U.S. will disappear,” Löffler says.
question for Kellogg experts is, “What does it all mean?”
How will businesses use the Internet, wireless communication
and other new technologies in the future?
have a very hard time predicting what a technology can do,”
Murmann says. “IBM, when they were first talking about
computers, thought they would sell five computers in the entire
on, people envisioned radio as an alternative to the telephone,
a method of point-to-point communication between ship captains,
for example. And the pioneers of the Internet thought they
were creating a tool to link universities and research centers.
have a history of quickly figuring out ways to channel technology
into new uses, says Kotler. Radio, they discovered, could
broadcast product advertisements to millions, and phones could
be used to reach customers at home with a sales pitch.
marketers now use the Internet to interact with communities
of their customers, gather sophisticated demographic information
and promote their products shouldn’t come as a surprise,
of the advances in communications have been brought into use
by advertisers and marketers,” Kotler says. “The
Internet and computer applications have just opened up new
equally important to tend the fire of these possibilities.
Kozinets cautions that technology appeals to our desire to
be more than our nature allows — the old Faustian gamble.
What is the impulse behind the Internet, for instance, but
an attempt to be omniscient, to know everything and be connected
to every place at once?
can lead humanity down as easily as up, notes Kozinets, who
hardly considers himself a technophobe. Yet he believes that
the desire for transcendence that is part of our love affair
with technology can prove destructive.
it’s an urge to transcend our bodies. It’s very
artificial — in the literal sense of building artifice
— and that can be very alienating,” he says.
the future holds, one thing is for certain. Technology will
continue beguiling us with promises that will demand leaders
whose skills are even more formidable than those of Aladdin,
who found he had to compel the genie in the lamp to keep its
word and deliver the treasures pledged.
the boom, people forgot that the ‘e’ in e-business
really meant ‘enabling,’” says Gulati. “The
Internet itself is not a business.

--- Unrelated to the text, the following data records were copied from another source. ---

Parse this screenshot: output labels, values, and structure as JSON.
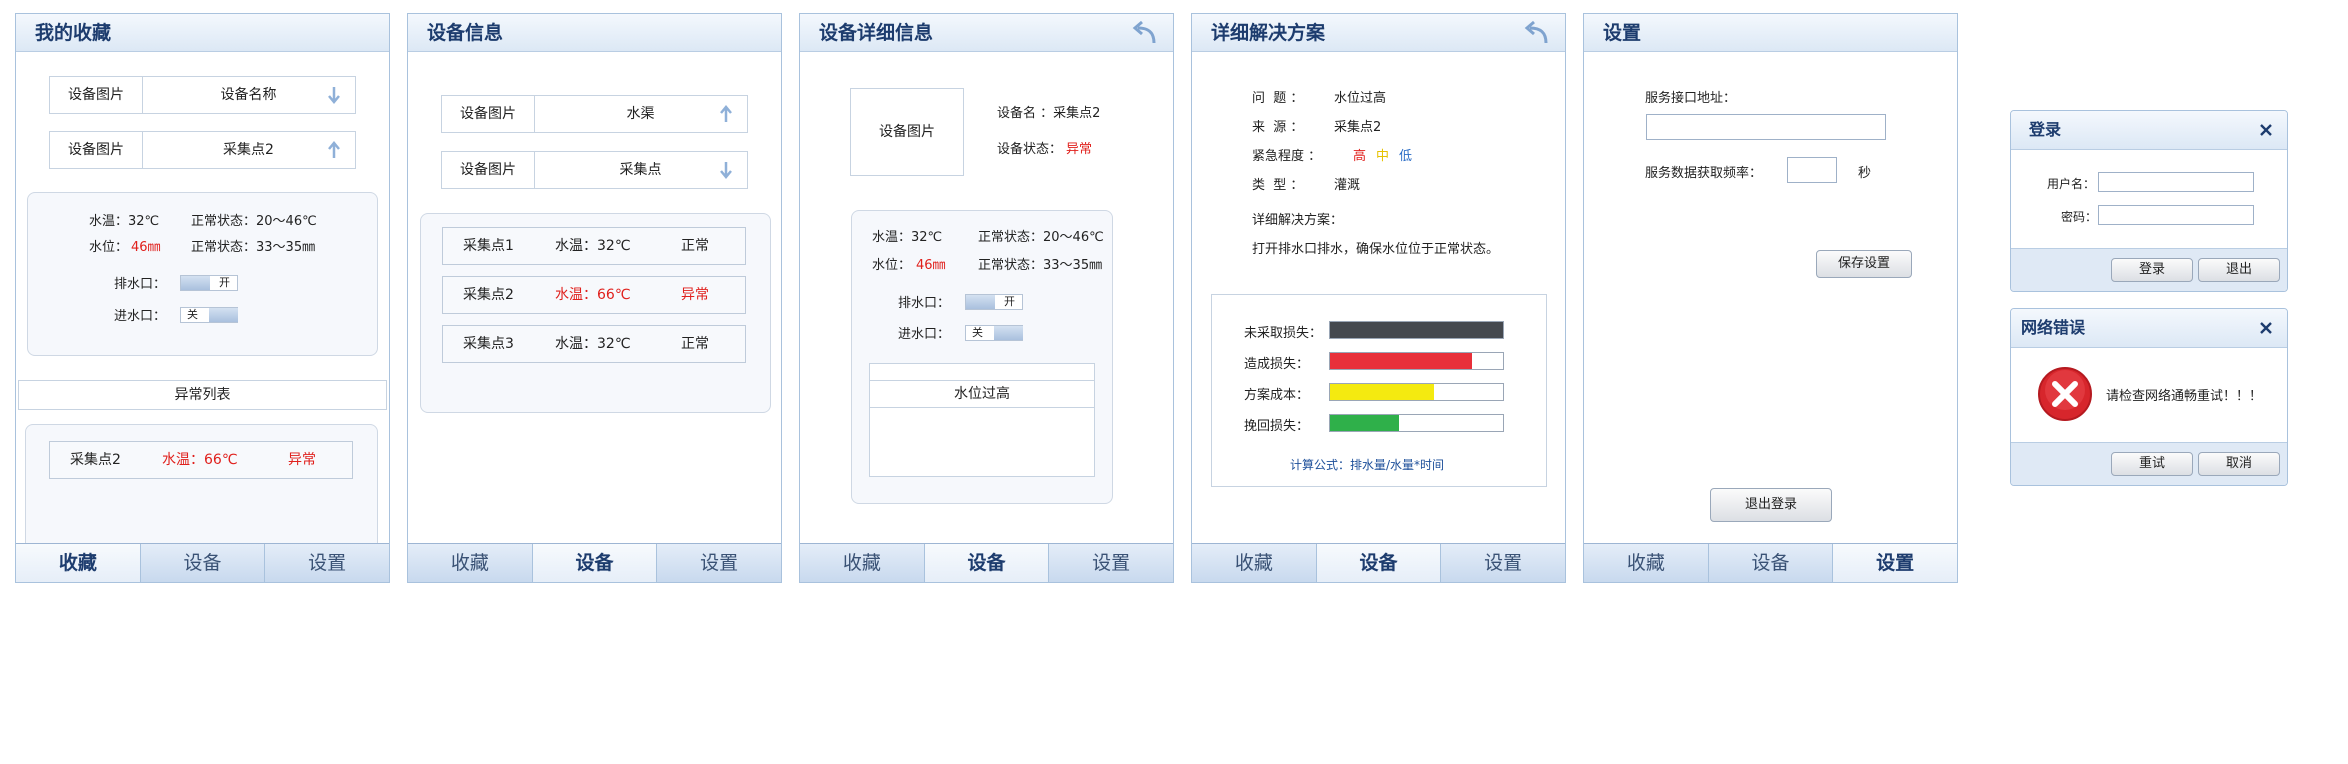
{
  "favorites": {
    "title": "我的收藏",
    "rows": [
      {
        "image": "设备图片",
        "name": "设备名称"
      },
      {
        "image": "设备图片",
        "name": "采集点2"
      }
    ],
    "status": {
      "water_temp": "水温：32℃",
      "temp_normal": "正常状态：20～46℃",
      "water_level_label": "水位：",
      "water_level_value": "46㎜",
      "level_normal": "正常状态：33～35㎜",
      "outlet_label": "排水口：",
      "outlet_state": "开",
      "inlet_label": "进水口：",
      "inlet_state": "关"
    },
    "abnormal_title": "异常列表",
    "abnormal_row": {
      "point": "采集点2",
      "temp": "水温：66℃",
      "state": "异常"
    }
  },
  "tabs": [
    "收藏",
    "设备",
    "设置"
  ],
  "devices": {
    "title": "设备信息",
    "rows": [
      {
        "image": "设备图片",
        "name": "水渠"
      },
      {
        "image": "设备图片",
        "name": "采集点"
      }
    ],
    "points": [
      {
        "point": "采集点1",
        "temp": "水温：32℃",
        "state": "正常"
      },
      {
        "point": "采集点2",
        "temp": "水温：66℃",
        "state": "异常"
      },
      {
        "point": "采集点3",
        "temp": "水温：32℃",
        "state": "正常"
      }
    ]
  },
  "detail": {
    "title": "设备详细信息",
    "image_label": "设备图片",
    "name_line": "设备名 ：采集点2",
    "status_label": "设备状态：",
    "status_value": "异常",
    "water_temp": "水温：32℃",
    "temp_normal": "正常状态：20～46℃",
    "water_level_label": "水位：",
    "water_level_value": "46㎜",
    "level_normal": "正常状态：33～35㎜",
    "outlet_label": "排水口：",
    "outlet_state": "开",
    "inlet_label": "进水口：",
    "inlet_state": "关",
    "alert": "水位过高"
  },
  "solution": {
    "title": "详细解决方案",
    "problem_label": "问  题 ：",
    "problem": "水位过高",
    "source_label": "来  源 ：",
    "source": "采集点2",
    "urgency_label": "紧急程度 ：",
    "urgency_high": "高",
    "urgency_mid": "中",
    "urgency_low": "低",
    "type_label": "类  型 ：",
    "type": "灌溉",
    "plan_label": "详细解决方案：",
    "plan": "打开排水口排水，确保水位位于正常状态。",
    "bars": [
      {
        "label": "未采取损失：",
        "level": 1.0,
        "color": "#45494f"
      },
      {
        "label": "造成损失：",
        "level": 0.82,
        "color": "#e8303a"
      },
      {
        "label": "方案成本：",
        "level": 0.6,
        "color": "#f4ea10"
      },
      {
        "label": "挽回损失：",
        "level": 0.4,
        "color": "#2fb04a"
      }
    ],
    "formula": "计算公式：排水量/水量*时间"
  },
  "settings": {
    "title": "设置",
    "address_label": "服务接口地址：",
    "frequency_label": "服务数据获取频率：",
    "seconds_unit": "秒",
    "save_button": "保存设置",
    "logout_button": "退出登录"
  },
  "login_dialog": {
    "title": "登录",
    "username_label": "用户名：",
    "password_label": "密码：",
    "login_button": "登录",
    "exit_button": "退出"
  },
  "error_dialog": {
    "title": "网络错误",
    "message": "请检查网络通畅重试！！！",
    "retry_button": "重试",
    "cancel_button": "取消"
  }
}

The Internet is an enabling
communications tool to help you help your business. You have
to provide the magic, and the sweat.”